However, in 2008, SAPP commissioned only 1,747 Mw of power, against a set target of 2 014 Mw. More than $4.7-billion (Sh353 billion) is needed to fund the development of identified transmission projects in the region, which would include linkages between Zambia and Tanzania, the DRC and Zambia, Malawi and Mozambique. Tanzania, Malawi and Angola are not yet connected to SAPP, so initiatives are being launched to connect those countries. The East African Power Pool (EAPP) would also be connected to SAPP, and would in turn facilitate trading between the two major regions.
Admittedly, there is some confusion on the status and membership of the EAPP. Originally, it consisted of Kenya, Uganda and Tanzania, and was expected to be operational by 2011 once the required infrastructure was in place. The aim of the power sharing pool is to ease shortages by building grid interconnections to enable power flow from places of abundance to power deficit areas.
“Plans are also under way to incorporate Rwanda, Burundi and the DR Congo,” President Yoweri Museveni of Uganda had said while opening a power project in his country in August 2007.

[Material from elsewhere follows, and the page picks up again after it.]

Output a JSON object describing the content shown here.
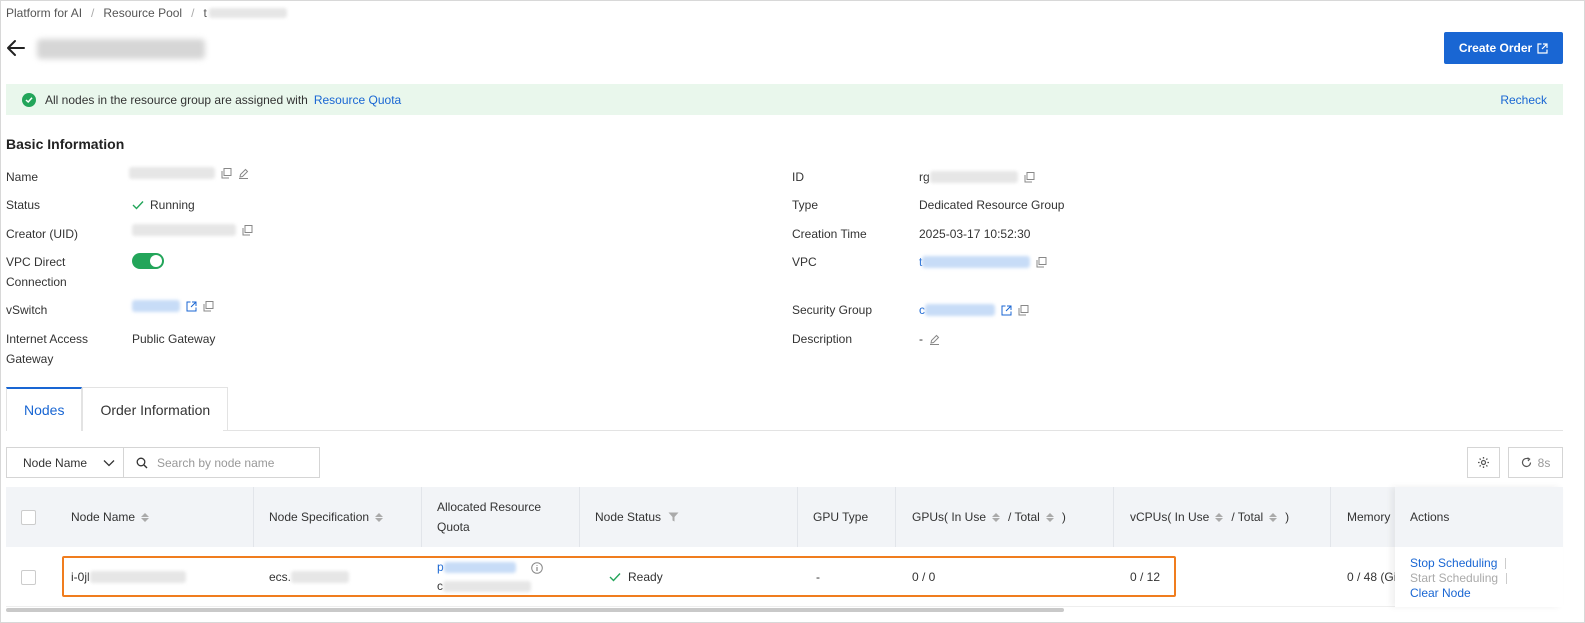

However, power officials say Eapp now includes more countries. The pool will see seven African countries within and around the Eastern sub-region namely; Burundi, DRC, Egypt, Ethiopia, Kenya, Rwanda and Sudan, which signed an inter-governmental memorandum of understanding in 2005 to establish the EAPP, interconnect their power generation sources in an effort to transfer power from countries with surpluses to deficit countries within the sub-region.
Within the sub-region, Ethiopia, DR Congo and Southern Sudan have access to power, and once the project is completed they will be in a position to export cheap power to under-supplied countries.
In yet another related, and probably the latest development, the Nile Basin Initiative (NBI) and the Nile Equatorial Lakes Subsidiary Action Program (NELSAP) in collaboration with the African Development Bank (AfDb) and representatives of Burundi, DR Congo, Kenya, Rwanda and Uganda, officially launched the implementation of the Interconnection of Electricity Grids Project of the Nile Equatorial Lakes Countries.
The four-year project, whose work on ground is expected to start late 2010 or early 2011, will create a power exchange market among those five countries with consequence of low cost of power supply, system stability, security of supply and optimisation in the use of energy resources. The new project was officially launched on September 8 and each country will implement the portion located on its territory. A coordination unit will be established to coordinate the implementation of the project at regional level.
The Ethiopian connection
NBI says other interconnections are also being prepared in order to create a regional power network. Tanzania will be connected to its neighbours through the planned interconnection Kenya – Tanzania which is also being prepared by NELSAP, and through the extension Tanzania grid to Northern West part to Rusumo Falls Hydropower Project shared among Burundi, Rwanda and Tanzania. On the other side, Uganda and DR Congo are planning to extend the Uganda electricity network to Beni and Bunia in DR Congo through the Nkenda – Beni – Bunia transmission line. The Ethiopia-Kenya interconnection will allow the region to import power from Ethiopia up to 2000Mw.
There is hope across the continent that these power pools will alleviate Africa’s power crisis. However, a lot remains to be done, especially in fast-tracking and up-scaling of power generation projects across the continent.
Africa Insight is an initiative of the Nation Media Group’s Africa Media Network Project.